From scattered books and a single desk lamp, a Book Golem forms, stomping through the room and tearing apart the environment in an effort to crush me. The three of us fire up our proton packs (pulling the right trigger) and we do our best to take it down; while the streams are blasting, I pull the left trigger to fire a “Boson Dart,” a strong burst of boson particles that helps weaken the golem. My pack overheats — a rookie mistake — and I automatically vent it. I later learn I can manually vent the pack (by pressing the right bumper), kind of like reloading a gun.

After revealing the golems weak spot, it falls to the ground, and we finally make some cash on the kill — $2000. But there’s more busting to be done, and we spot the library spirit, Elenor Twitty, who I recognize as the first ghost hunted in the original 1984 film. We follow her into some books stacks, deeper into the library. We try to stay together, but our path is cut off by the spirits who are pushing shelves in our way, keeping us apart. Smart little buggers.

Alone and in the dark, I run into an irritated spirit who bursts from a stack of books, and I take it out with a combination of my streams and a boson dart. I make the Ghostbusters $4000 for the kill; I’m getting us out of our deep financial hole, slowly but surely. At one point, I run into an innocent citizen trapped in a room, who quickly thanks me before running off. No kiss, no cash. I’m bitter, so out of spite, I start taking things out in the room. I destroy some bowls: $8. A step stool: $18. A metal chair: $32. An entire table: $350.

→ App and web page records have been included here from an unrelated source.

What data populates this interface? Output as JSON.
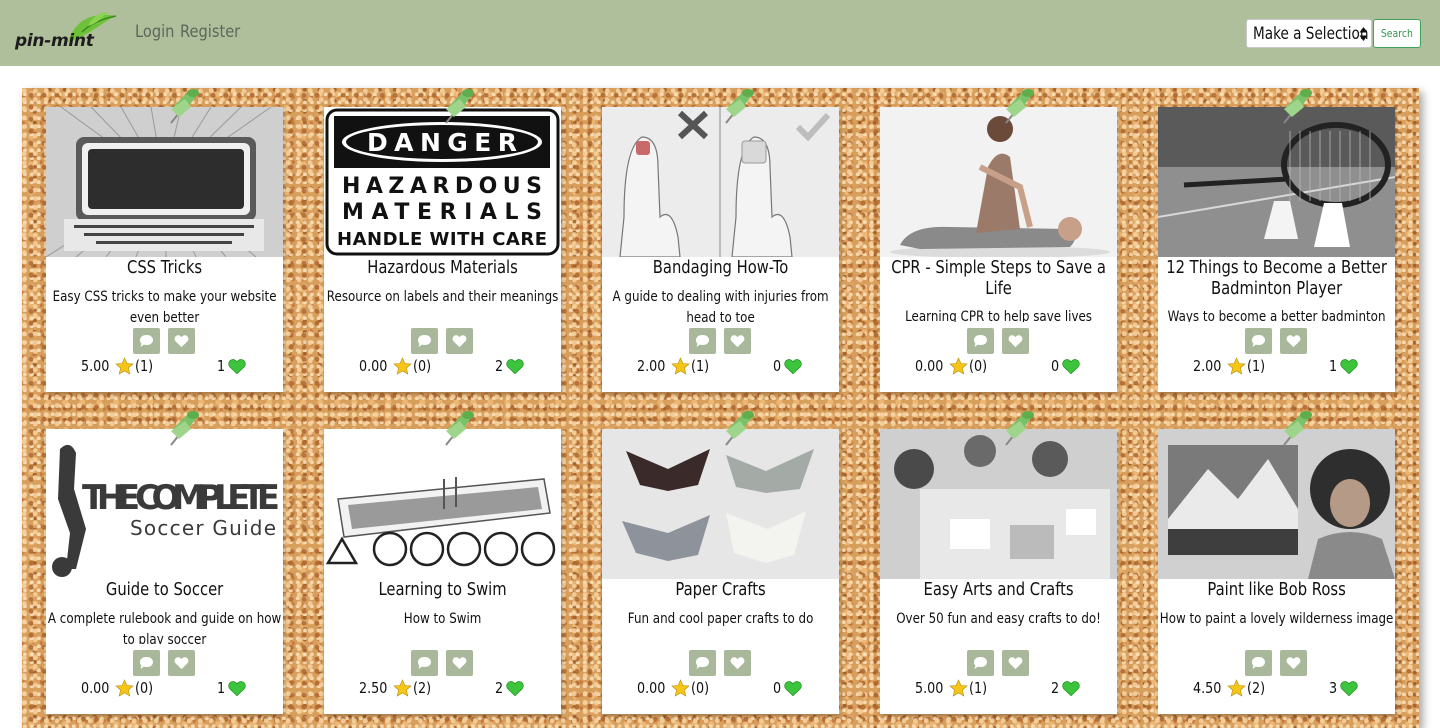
{
  "brand": {
    "name": "pin-mint"
  },
  "nav": {
    "login": "Login",
    "register": "Register"
  },
  "search": {
    "select_value": "Make a Selection",
    "button": "Search"
  },
  "cards": [
    {
      "title": "CSS Tricks",
      "description": "Easy CSS tricks to make your website even better",
      "rating": "5.00",
      "ratings_count": "(1)",
      "likes": "1",
      "image": "make-magic-with-css-poster"
    },
    {
      "title": "Hazardous Materials",
      "description": "Resource on labels and their meanings",
      "rating": "0.00",
      "ratings_count": "(0)",
      "likes": "2",
      "image": "danger-hazardous-materials-sign",
      "sign": {
        "danger": "DANGER",
        "line1": "HAZARDOUS",
        "line2": "MATERIALS",
        "line3": "HANDLE WITH CARE"
      }
    },
    {
      "title": "Bandaging How-To",
      "description": "A guide to dealing with injuries from head to toe",
      "rating": "2.00",
      "ratings_count": "(1)",
      "likes": "0",
      "image": "bandaged-finger-illustration"
    },
    {
      "title": "CPR - Simple Steps to Save a Life",
      "description": "Learning CPR to help save lives",
      "rating": "0.00",
      "ratings_count": "(0)",
      "likes": "0",
      "image": "cpr-photo"
    },
    {
      "title": "12 Things to Become a Better Badminton Player",
      "description": "Ways to become a better badminton player",
      "rating": "2.00",
      "ratings_count": "(1)",
      "likes": "1",
      "image": "badminton-racket-photo"
    },
    {
      "title": "Guide to Soccer",
      "description": "A complete rulebook and guide on how to play soccer",
      "rating": "0.00",
      "ratings_count": "(0)",
      "likes": "1",
      "image": "complete-soccer-guide-logo",
      "logo": {
        "line1": "THE COMPLETE",
        "line2": "Soccer Guide"
      }
    },
    {
      "title": "Learning to Swim",
      "description": "How to Swim",
      "rating": "2.50",
      "ratings_count": "(2)",
      "likes": "2",
      "image": "swimming-pool-illustration"
    },
    {
      "title": "Paper Crafts",
      "description": "Fun and cool paper crafts to do",
      "rating": "0.00",
      "ratings_count": "(0)",
      "likes": "0",
      "image": "origami-butterflies-photo"
    },
    {
      "title": "Easy Arts and Crafts",
      "description": "Over 50 fun and easy crafts to do!",
      "rating": "5.00",
      "ratings_count": "(1)",
      "likes": "2",
      "image": "kids-crafting-photo"
    },
    {
      "title": "Paint like Bob Ross",
      "description": "How to paint a lovely wilderness image",
      "rating": "4.50",
      "ratings_count": "(2)",
      "likes": "3",
      "image": "bob-ross-painting-photo"
    }
  ],
  "colors": {
    "navbar": "#afbf9c",
    "button": "#a9b89a",
    "heart": "#3cc43c",
    "star": "#f5c518",
    "search_border": "#3fa45a"
  },
  "icons": [
    "leaf-icon",
    "comment-icon",
    "heart-icon",
    "star-icon",
    "push-pin-icon",
    "select-arrows-icon"
  ]
}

Satisfied with my destruction, I make my way to another room, where Ray meets up with me after fumbling down a conveyer belt. He’s followed by possessed book bats that are flapping their covers and are unpredictably flying around the room. We take them out together, earning a bunch of cash in the process. Then, one of the “class-two animators” appears and now is our chance to capture it.

“Throw your trap, rook,” Ray yells at me.

I press X and toss a trap into the center of the room. It automatically opens up, a beam of lighting shooting directly up at the ceiling. Ray and I work tirelessly to capture the bastard in our beams, working together to weaken it and hold it in place. When held steady, I’m able to slam it into the walls and floor, further weakening the creature. After much struggling (and destroying most of the room in the process), we pull it over the trap, and a yellow, tornado-like vacuum pulls it down and in. A job well done.

Here the preview ends — the demo fades to black and then returns to the title screen — and I’m a bit disappointed that my ghost busting adventures are coming to a close so soon. It’s such a tease, only offering a taste of what the final game will have to offer. Poking around the in-game pause menus, I can see that there’s so much equipment I haven’t had a chance to use, and everything seems to be upgradable (presumably using the money we made during our bust … maybe I shouldn’t have destroyed that table). Along with the demo I was also sent sheets detailing some of the game’s equipment, including some things that weren’t included in the demo — something called a “Slime Blower, Mark II” and a “Meson Collider,” for instance.

There’s much we’ve yet to see from Ghostbusters: The Video Game, but it looks like Terminal Reality are on the right track. From the little I played, there’s definitely a good sense that the spirit of the films is being capture, including little details and references to the fiction that should please those hardcore Ghostbuster fans that are still making replica proton packs in their basement.

But for gamers and casual fans of the films, there’s plenty of action, and a lot to look forward to whenever Ghostbusters: The Video Game actually makes its way to store shelves. Unfortunately, we can’t confirm it that’ll be this year or next, but one thing’s for sure: the game exists, is very playable, and busting will — as it usually does — make you feel good.

Nick Chester